With me sleeping in, often after working late hours into the night, my first meal of the day is rarely at the appropriate time, so I inevitably combine my breakfast and lunch. The older I get, the later I wake up as my night owl behaviors escalade to possibly unsafe levels. But I am not here to talk about my poor sleeping habits.
Instead, I’m here to talk about the trendiest meal scene: BRUNCH. The transitional meal time has quickly evolved into an exaggerated affair with carafe of cocktails and fanciful quiches in tow. Personally, I’m a sucker for mimosas and quality breakfast food, but when I actually do go out with friends to brunch I have this underlying sense of hesitation.
Like it or not, brunch is an emerging subsection of the overall gentrification of American culture. As restaurants tack on brunch hours to pack their spaces with groups of loved ones wanting bloody marys and omelettes, it has become part of a larger process to transform areas into richer (and probably whiter) communities.
Sipping an overpriced cocktail in a trendy setting makes me feel too close to the elitist WASP women I’d prefer to make jokes about. (No offense to those who have horses, play tennis, wear designer wardrobes, “summer” somewhere, and identify with this ritzy faction of society, but many of your problems are typically superficial and I think you’re funny.)
Even though I’m a white Anglo-Saxon Protestant, I certainly don’t have the prototypical financial luxuries I’m actually referring to. I don’t have the time to wait an hour to be seated on a Saturday at 10:30 AM in some loud and tightly packed room of customers. I can’t regularly afford to spend approximately seven or eight dollars on one drink.
Man Repeller, well-known fashion-focused blog based in New York, NY, had a “round table” on the subject of brunch with some of their staff and founder Leandra Medine.
Medine, in reference to the intensity of brunching that I concur with, noted, “I guess the other thing is that, as Americans, we do not understand moderation so everything that becomes a vague interest or disinterest is taken to the 110th power.”
Other aspects thrown around in the conversation regarding brunch were the event being “hedonism”, “kind of a mess”, and “more of a scene.” All these descriptions go back to the comment Medine made before – what once might have been a moment of communal lackadaisical eating has turned into a self-indulging chaos slowly consuming the neighborhood the brunch spot inhabits.
It was one thing when I woke up in high school at 11:00 a.m., and then “brunched” in my living room watching television with whatever family member was present. It’s another entirely when I have to spend my late-morning into early-afternoon waiting around to be a part of this large affair, and then drop a solid twenty dollars for something I could have made at home for five.
It just gives me so many conflicting feelings.

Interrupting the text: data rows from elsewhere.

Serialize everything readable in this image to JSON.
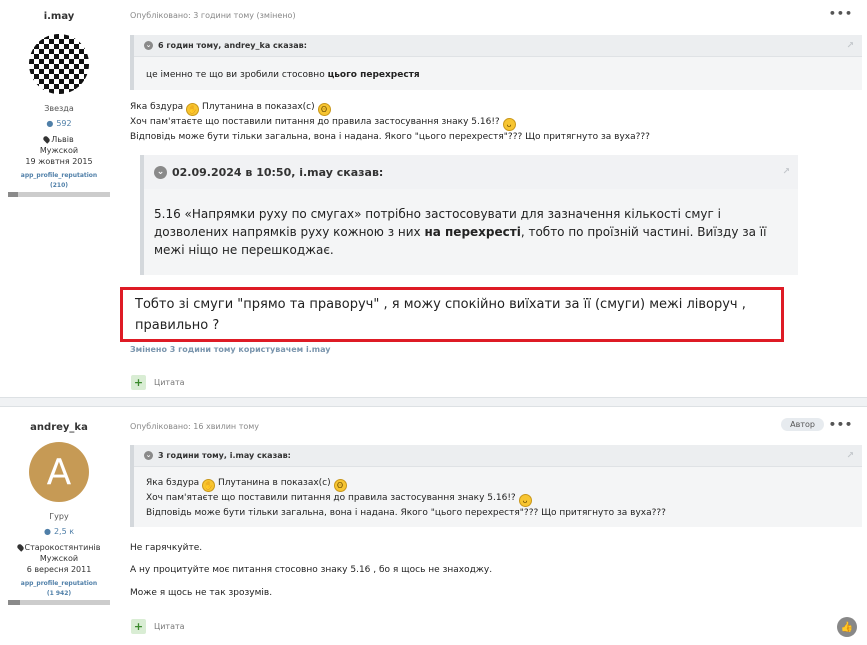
{
  "post1": {
    "author": {
      "name": "i.may",
      "rank": "Звезда",
      "reputation": "592",
      "location": "Львів",
      "gender": "Мужской",
      "joined": "19 жовтня 2015",
      "app_rep_label": "app_profile_reputation",
      "app_rep_value": "(210)",
      "rep_bar_fraction": 0.1
    },
    "meta": "Опубліковано: 3 години тому (змінено)",
    "quote1": {
      "header": "6 годин тому, andrey_ka сказав:",
      "text_before": "це іменно те що ви зробили стосовно ",
      "text_bold": "цього перехрестя"
    },
    "body_line1_a": "Яка бздура",
    "body_line1_b": "Плутанина в показах(с)",
    "body_line2": "Хоч пам'ятаєте що поставили питання до правила застосування знаку 5.16!?",
    "body_line3": "Відповідь може бути тільки загальна, вона і надана. Якого \"цього перехрестя\"??? Що притягнуто за вуха???",
    "quote2": {
      "header": "02.09.2024 в 10:50, i.may сказав:",
      "text_before": "5.16 «Напрямки руху по смугах» потрібно застосовувати для зазначення кількості смуг і дозволених напрямків руху кожною з них ",
      "text_bold": "на перехресті",
      "text_after": ", тобто по проїзній частині. Виїзду за її межі ніщо не перешкоджає."
    },
    "highlight": "Тобто зі смуги \"прямо та праворуч\" , я можу спокійно виїхати за її (смуги) межі ліворуч , правильно ?",
    "edited": "Змінено 3 години тому користувачем i.may",
    "quote_button": "Цитата"
  },
  "post2": {
    "author": {
      "name": "andrey_ka",
      "avatar_letter": "A",
      "rank": "Гуру",
      "reputation": "2,5 к",
      "location": "Старокостянтинів",
      "gender": "Мужской",
      "joined": "6 вересня 2011",
      "app_rep_label": "app_profile_reputation",
      "app_rep_value": "(1 942)",
      "rep_bar_fraction": 0.12
    },
    "meta": "Опубліковано: 16 хвилин тому",
    "badge": "Автор",
    "quote": {
      "header": "3 години тому, i.may сказав:",
      "line1_a": "Яка бздура",
      "line1_b": "Плутанина в показах(с)",
      "line2": "Хоч пам'ятаєте що поставили питання до правила застосування знаку 5.16!?",
      "line3": "Відповідь може бути тільки загальна, вона і надана. Якого \"цього перехрестя\"??? Що притягнуто за вуха???"
    },
    "para1": "Не гарячкуйте.",
    "para2": "А ну процитуйте моє питання стосовно знаку 5.16 , бо я щось не знаходжу.",
    "para3": "Може я щось не так зрозумів.",
    "quote_button": "Цитата"
  },
  "colors": {
    "highlight_border": "#de1b25",
    "link": "#4f7fa8",
    "avatar_bg": "#c69a55"
  }
}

At the same time, these trendy restaurants that host brunch are typically in “up-and-coming” areas. Neighborhoods that were once regarded as lesser become happening places where fanciful restaurants serve up a more “cool” menu and atmosphere. The group of individuals able to brunch are the same people who are a part of gentrification in urban spaces.
David Shaftel wrote about his distaste for brunch in the New York Times in 2014. In his aptly named “Brunch Is for Jerks”, Shaftel creates a commentary that reflects all the reasons I’m hesitant to fully embrace this beloved meal.
He writes, “This leaves an increasing number of well-off young professionals who are unencumbered by children — exactly the kind of people who can fritter away Saturday, Sunday or both over a boozy brunch. Our once diverse neighborhood now brims with the homogeneity of an elite university.”
These people he describes are actually even seen in the Man Repeller piece. One of the staff members contributing to the conversation is against the attack on the brunch fad. Amelia Diamond makes a comment that shows she is exactly the person Shaftel complains about; the person I am fearful to resemble.
In her argument, Diamond states, “I would like to point out that I think I earn my brunches because I wake up at 8 am and go to Connecticut and do a physical activity before half of the fellow brunch-goers have woken up.”
Another contributor, Kate Barnett, responds, “I’m sorry… You earn your brunches because you go to Connecticut to ride horses?”
This paints Diamond as a woman who works at a well-known media outlet based in New York, NY, leaves her home to go horseback riding on weekends, and then indulges in any and every brunch item her heart desires as she notes herself earlier in the article. Keep in mind, however, all these women involved are technically working in high-fashion, sporting expensive lifestyles to match.
(At this moment, as I am typing, I have to pause because this is something I cannot entirely fathom. I’m a bit baffled and half-laughing about the absurdity of the argument.)
It’s this aspect of brunch that makes it so problematic. Brunch comes with a certain level of privilege that many among us will never fully attain. The entire spectacle is an indulgence that is really just too impractical for the majority of us who have to save our money for gas, groceries, and the like.
So, it is one thing if you brunch on special occasions or host it at home. It is another to regularly waste away your weekend afternoons drinking and consuming breakfast food. If you do that, more power to you, but just realize the privilege you posses with this level of luxury.
As for me, I’ll make my own mimosas at home sans pants, and will maybe publically brunch again the next time a friend has a birthday.